Employees as Assets
Allan Gray, the center’s director, recently sat down with us to discuss how agribusinesses should think about investing in their employees during an industry downturn. Below, Allan Gray shares:
- Why you shouldn’t be so fast to cut professional development from the budget
- How to view learning as something other than a cost on the balance sheet
- How to position your people to be more capable of handling a different market environment
- How the changing market environment will affect farmer buying decisions
In an industry where family values and passion are the driving forces behind the productivity and fortitude of American agriculture, responsibilities tend to be passed down from generation to generation. This tradition has been a typical standard both on the farm and in family agribusinesses, but one special instance lies in academia and professional development tailored to agribusiness in the Funk and Downey families.
Some business decisions are simple — we make them without much thought or deliberation and carry on as normal. Other larger decisions such as new ventures, expansions, acquisitions, or strategies come with the potential to be a game-changer for our organizations. These decisions carry a heavy weight of uncertainty and risk.
As the world becomes more interconnected through the internet, opportunities arise. Today, businesses can collect data within many realms such as social media where more voices have more power than ever before.

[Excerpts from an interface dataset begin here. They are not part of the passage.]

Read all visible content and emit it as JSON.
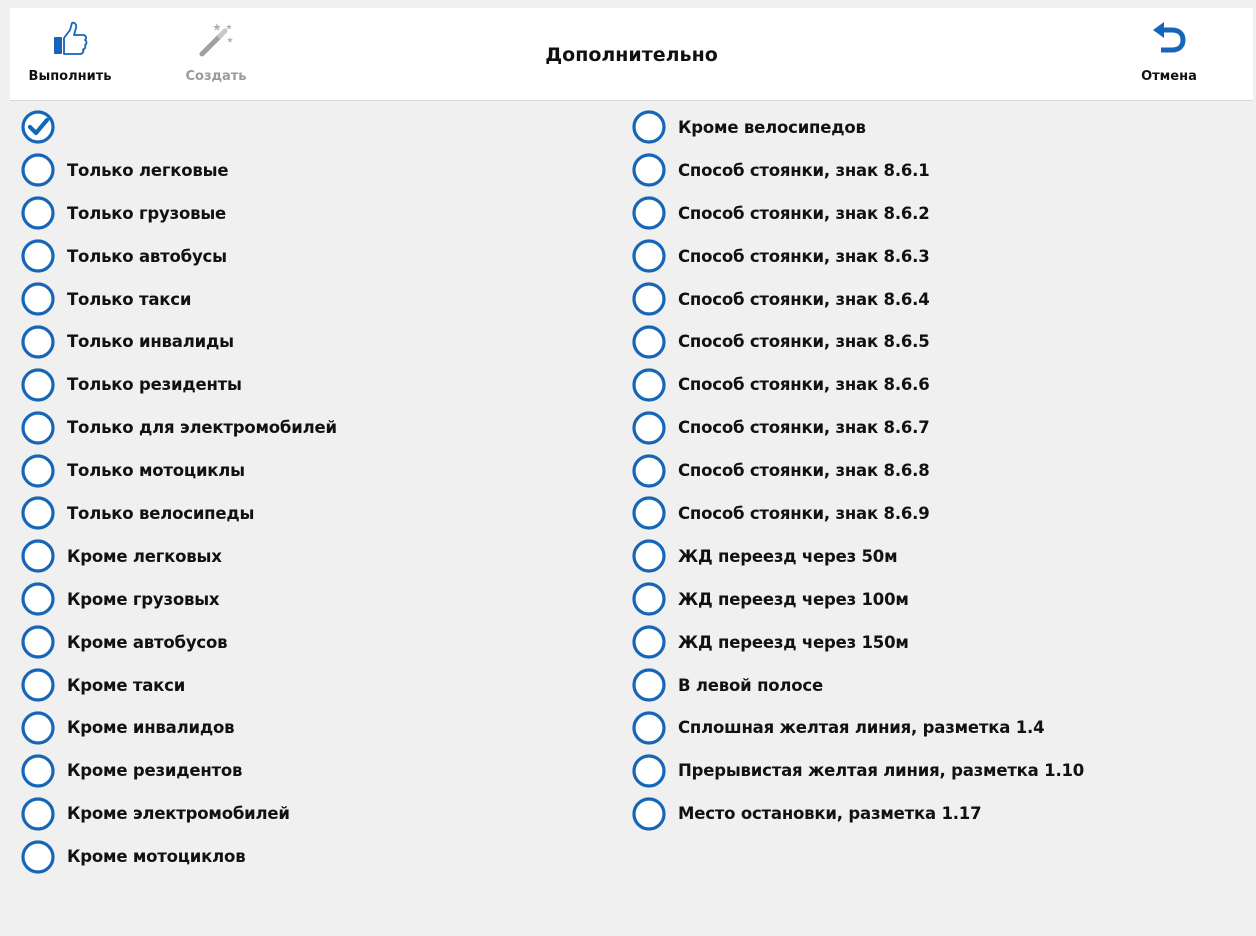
{
  "toolbar": {
    "execute_label": "Выполнить",
    "create_label": "Создать",
    "cancel_label": "Отмена",
    "title": "Дополнительно"
  },
  "colors": {
    "accent": "#1565b8",
    "disabled": "#9a9a9a",
    "background": "#f0f0f0"
  },
  "options_left": [
    {
      "label": "",
      "checked": true
    },
    {
      "label": "Только легковые",
      "checked": false
    },
    {
      "label": "Только грузовые",
      "checked": false
    },
    {
      "label": "Только автобусы",
      "checked": false
    },
    {
      "label": "Только такси",
      "checked": false
    },
    {
      "label": "Только инвалиды",
      "checked": false
    },
    {
      "label": "Только резиденты",
      "checked": false
    },
    {
      "label": "Только для электромобилей",
      "checked": false
    },
    {
      "label": "Только мотоциклы",
      "checked": false
    },
    {
      "label": "Только велосипеды",
      "checked": false
    },
    {
      "label": "Кроме легковых",
      "checked": false
    },
    {
      "label": "Кроме грузовых",
      "checked": false
    },
    {
      "label": "Кроме автобусов",
      "checked": false
    },
    {
      "label": "Кроме такси",
      "checked": false
    },
    {
      "label": "Кроме инвалидов",
      "checked": false
    },
    {
      "label": "Кроме резидентов",
      "checked": false
    },
    {
      "label": "Кроме электромобилей",
      "checked": false
    },
    {
      "label": "Кроме мотоциклов",
      "checked": false
    }
  ],
  "options_right": [
    {
      "label": "Кроме велосипедов",
      "checked": false
    },
    {
      "label": "Способ стоянки, знак 8.6.1",
      "checked": false
    },
    {
      "label": "Способ стоянки, знак 8.6.2",
      "checked": false
    },
    {
      "label": "Способ стоянки, знак 8.6.3",
      "checked": false
    },
    {
      "label": "Способ стоянки, знак 8.6.4",
      "checked": false
    },
    {
      "label": "Способ стоянки, знак 8.6.5",
      "checked": false
    },
    {
      "label": "Способ стоянки, знак 8.6.6",
      "checked": false
    },
    {
      "label": "Способ стоянки, знак 8.6.7",
      "checked": false
    },
    {
      "label": "Способ стоянки, знак 8.6.8",
      "checked": false
    },
    {
      "label": "Способ стоянки, знак 8.6.9",
      "checked": false
    },
    {
      "label": "ЖД переезд через 50м",
      "checked": false
    },
    {
      "label": "ЖД переезд через 100м",
      "checked": false
    },
    {
      "label": "ЖД переезд через 150м",
      "checked": false
    },
    {
      "label": "В левой полосе",
      "checked": false
    },
    {
      "label": "Сплошная желтая линия, разметка 1.4",
      "checked": false
    },
    {
      "label": "Прерывистая желтая линия, разметка 1.10",
      "checked": false
    },
    {
      "label": "Место остановки, разметка 1.17",
      "checked": false
    }
  ]
}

Social media platforms like Twitter and Facebook offer an outlet for sharing ideas, interests and promoting content that can be seen by just a few friends, or in some cases, on a national or global scale. These platforms provide the opportunity to express thoughts and opinions that can have a broad reach.